As the leader on the continental European paging-market e*Message is an active member of the Critical Messaging Association of Europe (CMA-E). Our partners operate throughout Europe, including Vodafone Paging, O² Paging, PageOne (United Kingdom), VoxPro (Ireland), KPN Paging, CallMax (The Netherlands), Swissphone Wireless (Switzerland) and Generic (Sweden). Furthermore, e*Message cooperates closely with the American Association of Paging Carriers (CMA-A). The interaction is truly dynamic and global.
The successful and innovative radiopaging industry is a sector of telecommunications that still commands billions of dollars of revenue each year. Why?
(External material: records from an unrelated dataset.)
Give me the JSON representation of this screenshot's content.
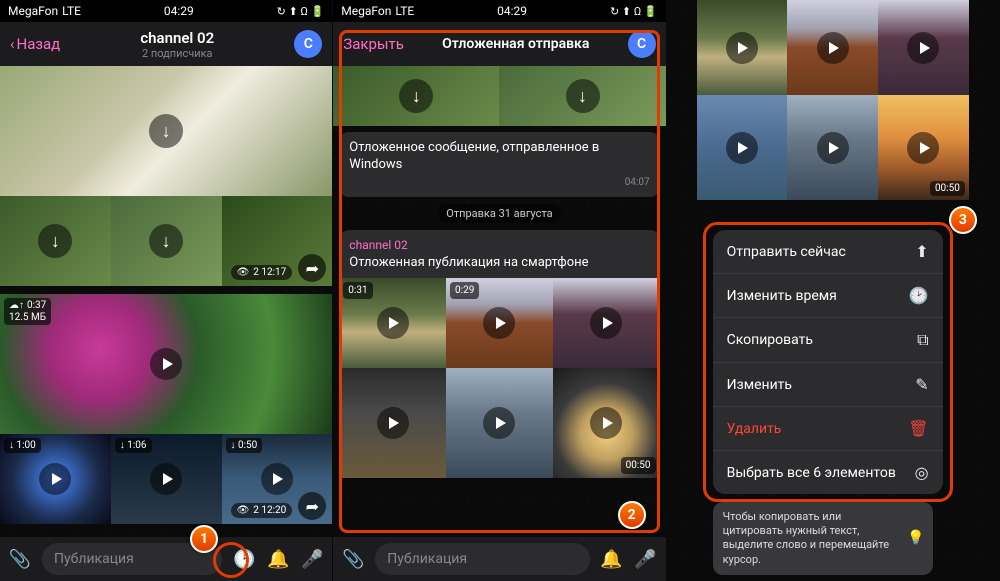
{
  "status": {
    "carrier": "MegaFon",
    "network": "LTE",
    "time": "04:29",
    "icons": "↻ ⬆ Ω 🔋"
  },
  "p1": {
    "back": "Назад",
    "title": "channel 02",
    "subtitle": "2 подписчика",
    "avatar": "C",
    "views1": "2 12:17",
    "upload": {
      "dur": "0:37",
      "size": "12.5 МБ"
    },
    "thumbs": [
      {
        "dur": "1:00"
      },
      {
        "dur": "1:06"
      },
      {
        "dur": "0:50"
      }
    ],
    "views2": "2 12:20",
    "composer": "Публикация"
  },
  "p2": {
    "close": "Закрыть",
    "title": "Отложенная отправка",
    "avatar": "C",
    "msg1": {
      "text": "Отложенное сообщение, отправленное в Windows",
      "time": "04:07"
    },
    "date": "Отправка 31 августа",
    "msg2": {
      "channel": "channel 02",
      "text": "Отложенная публикация на смартфоне"
    },
    "thumbs": {
      "d1": "0:31",
      "d2": "0:29",
      "d3": "00:50"
    },
    "composer": "Публикация"
  },
  "p3": {
    "d1": "00:50",
    "menu": [
      {
        "label": "Отправить сейчас",
        "icon": "send",
        "danger": false
      },
      {
        "label": "Изменить время",
        "icon": "clock",
        "danger": false
      },
      {
        "label": "Скопировать",
        "icon": "copy",
        "danger": false
      },
      {
        "label": "Изменить",
        "icon": "edit",
        "danger": false
      },
      {
        "label": "Удалить",
        "icon": "trash",
        "danger": true
      },
      {
        "label": "Выбрать все 6 элементов",
        "icon": "select",
        "danger": false
      }
    ],
    "hint": "Чтобы копировать или цитировать нужный текст, выделите слово и перемещайте курсор."
  },
  "steps": {
    "s1": "1",
    "s2": "2",
    "s3": "3"
  }
}
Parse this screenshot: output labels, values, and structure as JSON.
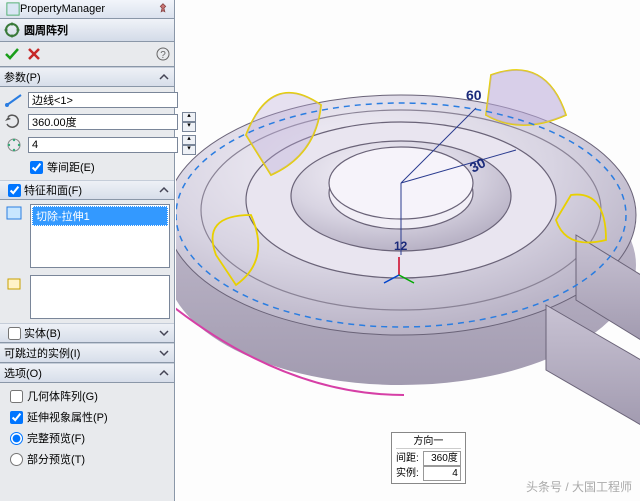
{
  "pm": {
    "title": "PropertyManager"
  },
  "feature": {
    "title": "圆周阵列"
  },
  "params": {
    "header": "参数(P)",
    "axis": "边线<1>",
    "angle": "360.00度",
    "count": "4",
    "equal_spacing": "等间距(E)"
  },
  "features_faces": {
    "header": "特征和面(F)",
    "item": "切除-拉伸1"
  },
  "bodies": {
    "header": "实体(B)"
  },
  "skip": {
    "header": "可跳过的实例(I)"
  },
  "options": {
    "header": "选项(O)",
    "geom_pattern": "几何体阵列(G)",
    "propagate_vis": "延伸视象属性(P)",
    "full_preview": "完整预览(F)",
    "partial_preview": "部分预览(T)"
  },
  "callout": {
    "title": "方向一",
    "spacing_label": "间距:",
    "spacing_value": "360度",
    "instances_label": "实例:",
    "instances_value": "4"
  },
  "dims": {
    "d60": "60",
    "d30": "30",
    "d12": "12"
  },
  "watermark": "头条号 / 大国工程师"
}
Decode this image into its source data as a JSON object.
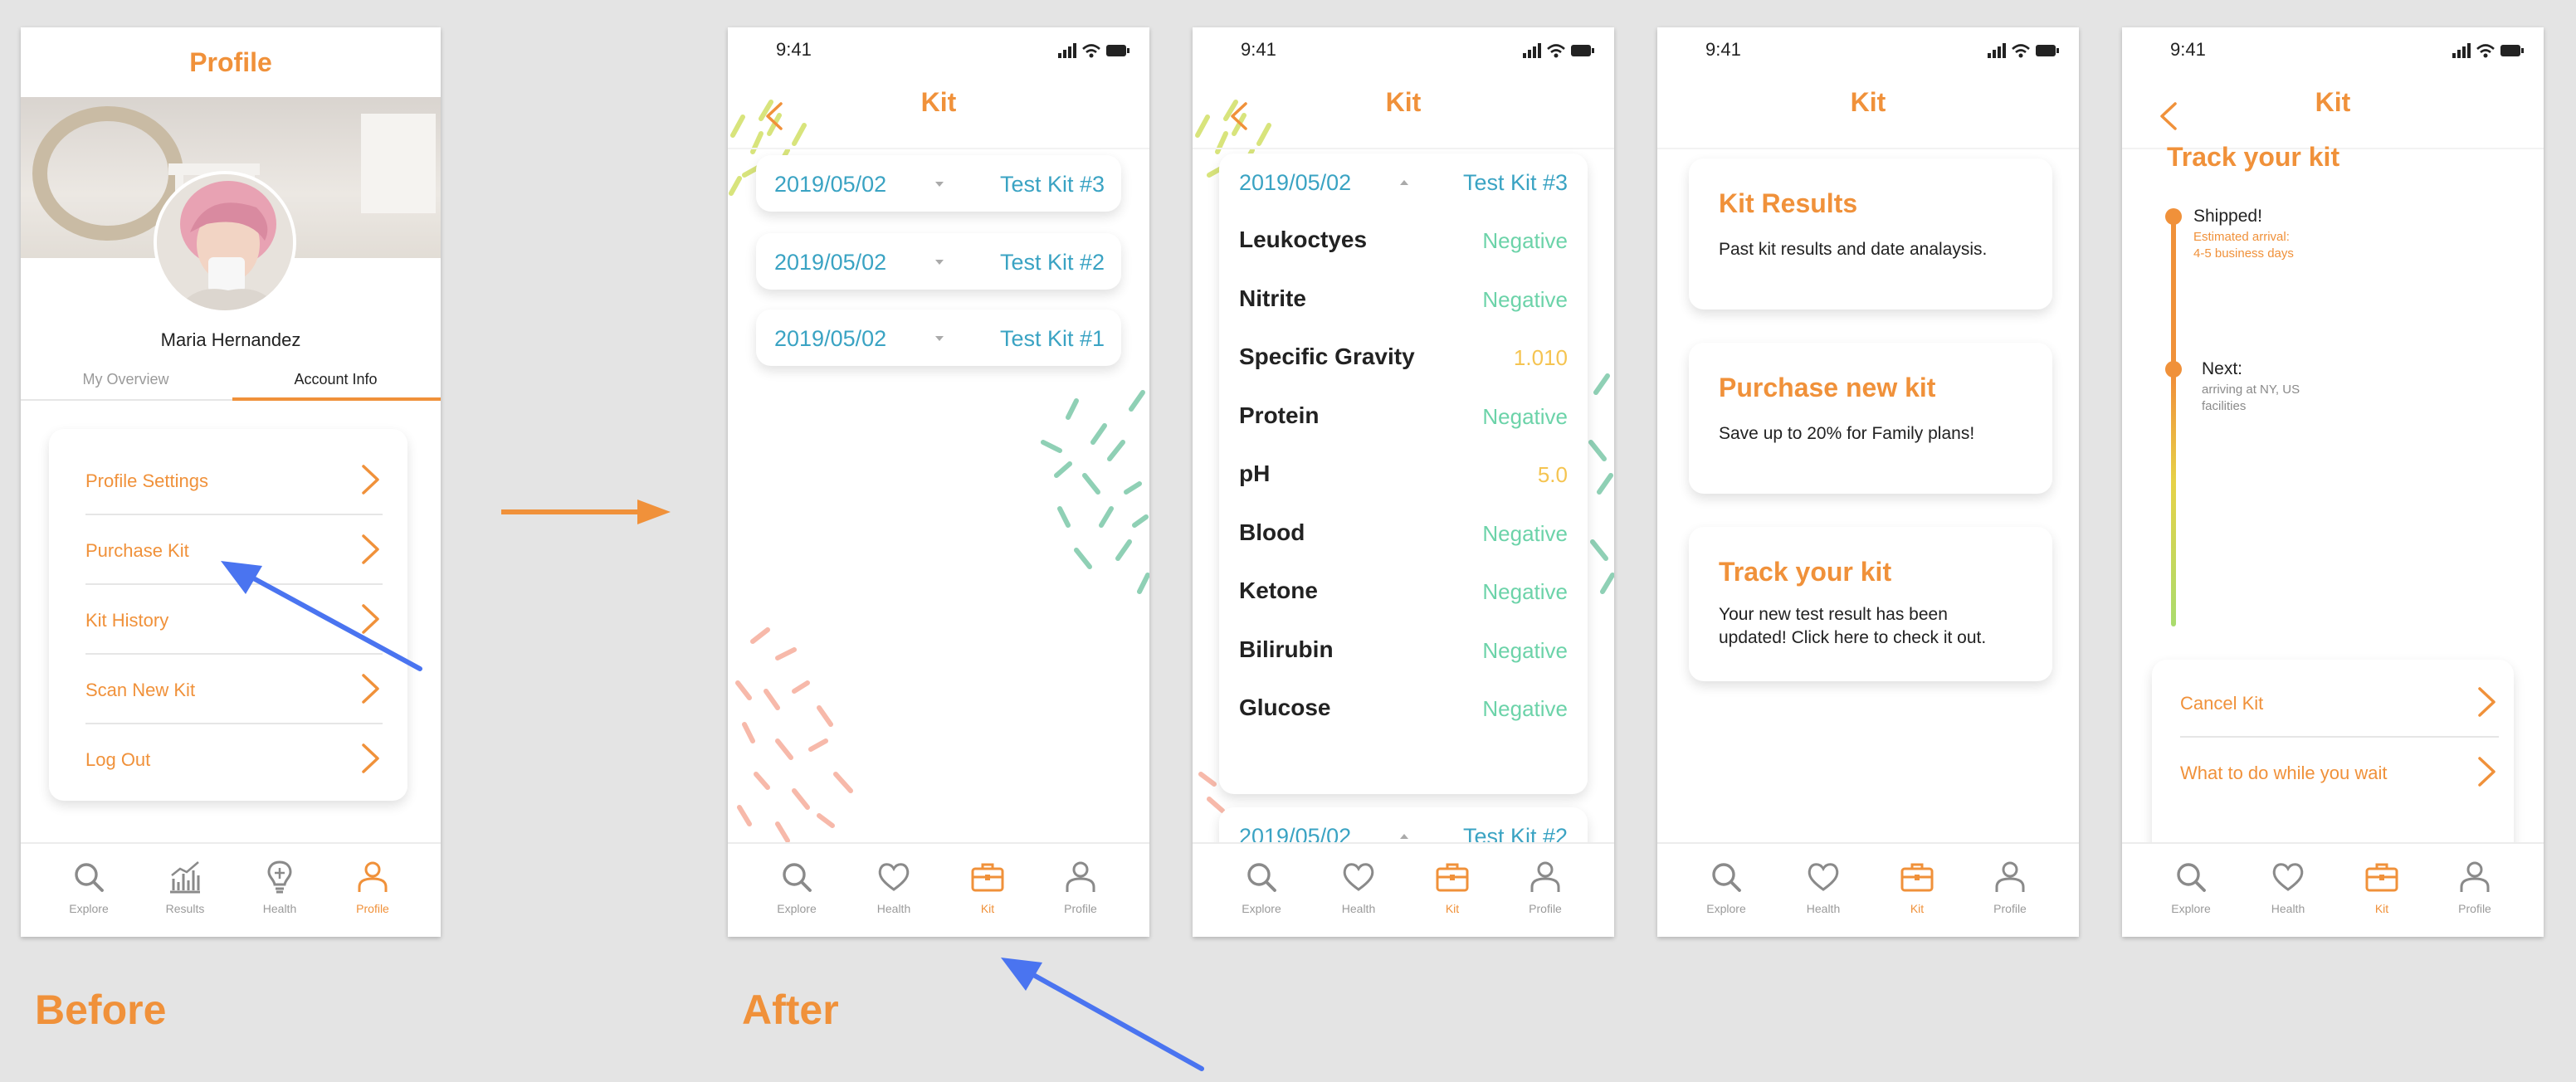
{
  "captions": {
    "before": "Before",
    "after": "After"
  },
  "profile_screen": {
    "title": "Profile",
    "user_name": "Maria Hernandez",
    "tabs": {
      "overview": "My Overview",
      "account": "Account Info"
    },
    "menu": [
      "Profile Settings",
      "Purchase Kit",
      "Kit History",
      "Scan New Kit",
      "Log Out"
    ],
    "tabbar": [
      "Explore",
      "Results",
      "Health",
      "Profile"
    ]
  },
  "status_time": "9:41",
  "kit_title": "Kit",
  "kit_tabbar": [
    "Explore",
    "Health",
    "Kit",
    "Profile"
  ],
  "kit_list_screen": {
    "rows": [
      {
        "date": "2019/05/02",
        "kit": "Test Kit #3"
      },
      {
        "date": "2019/05/02",
        "kit": "Test Kit #2"
      },
      {
        "date": "2019/05/02",
        "kit": "Test Kit #1"
      }
    ]
  },
  "kit_results_screen": {
    "header": {
      "date": "2019/05/02",
      "kit": "Test Kit #3"
    },
    "results": [
      {
        "name": "Leukoctyes",
        "value": "Negative",
        "status": "normal"
      },
      {
        "name": "Nitrite",
        "value": "Negative",
        "status": "normal"
      },
      {
        "name": "Specific Gravity",
        "value": "1.010",
        "status": "warn"
      },
      {
        "name": "Protein",
        "value": "Negative",
        "status": "normal"
      },
      {
        "name": "pH",
        "value": "5.0",
        "status": "warn"
      },
      {
        "name": "Blood",
        "value": "Negative",
        "status": "normal"
      },
      {
        "name": "Ketone",
        "value": "Negative",
        "status": "normal"
      },
      {
        "name": "Bilirubin",
        "value": "Negative",
        "status": "normal"
      },
      {
        "name": "Glucose",
        "value": "Negative",
        "status": "normal"
      }
    ],
    "next": {
      "date": "2019/05/02",
      "kit": "Test Kit #2"
    }
  },
  "kit_home_screen": {
    "cards": [
      {
        "title": "Kit Results",
        "body": "Past kit results and date analaysis."
      },
      {
        "title": "Purchase new kit",
        "body": "Save up to 20% for Family plans!"
      },
      {
        "title": "Track your kit",
        "body": "Your new test result has been updated! Click here to check it out."
      }
    ]
  },
  "track_screen": {
    "heading": "Track your kit",
    "steps": [
      {
        "label": "Shipped!",
        "detail_1": "Estimated arrival:",
        "detail_2": "4-5 business days"
      },
      {
        "label": "Next:",
        "detail_1": "arriving at NY, US",
        "detail_2": "facilities"
      }
    ],
    "actions": [
      "Cancel Kit",
      "What to do while you wait"
    ]
  },
  "colors": {
    "accent": "#f0913a",
    "teal": "#3aa3c3",
    "green": "#6cd3a9",
    "yellow": "#f5c451",
    "arrow": "#4a74f0"
  }
}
Due to its unique "group calling" facility, which enables a whole group of people to be alerted with just one call, radiopaging is an excellent way to communicate with first responders during an emergency or disaster. Indeed, radiopaging is already used in many countries to alert first responders to an emergency, including off-duty hospital staff, volunteer firemen, lifeboat crews etc. It is also an ideal method for alerting and informing affected citizens during a disaster. Unlike other telecommunications networks, radiopaging networks are very unlikely to suffer from congestion, so they are an ideal for use during an emergency.
Radiopaging is a mature and proven technology. It has been in use since 1956 and the first global standards were adopted in 1984. It uses a broadcasting technology known as "simulcasting" which enables radio signals to be received from a variety of base stations at the same time, thus allowing pagers to work even if one or more transmitters fail. Finally, pagers are very small and use very little power, so they are easily integrated with other equipment such as large notice boards, storm sirens or smoke detectors. Recent studies indicate that the use of radiopaging is beginning to grow again and that emergency services and businesses are adopting them for contingency planning purposes.
CMA-E: Click here for more information about the Critical Messaging Association of Europe, the instant nationwide-wide wireless notification, broadcasting, time-sensitive information transfer, and population alert.
CMA-A: The American Association of Paging Carriers is the major national association dedicated to representing and advancing the paging industry.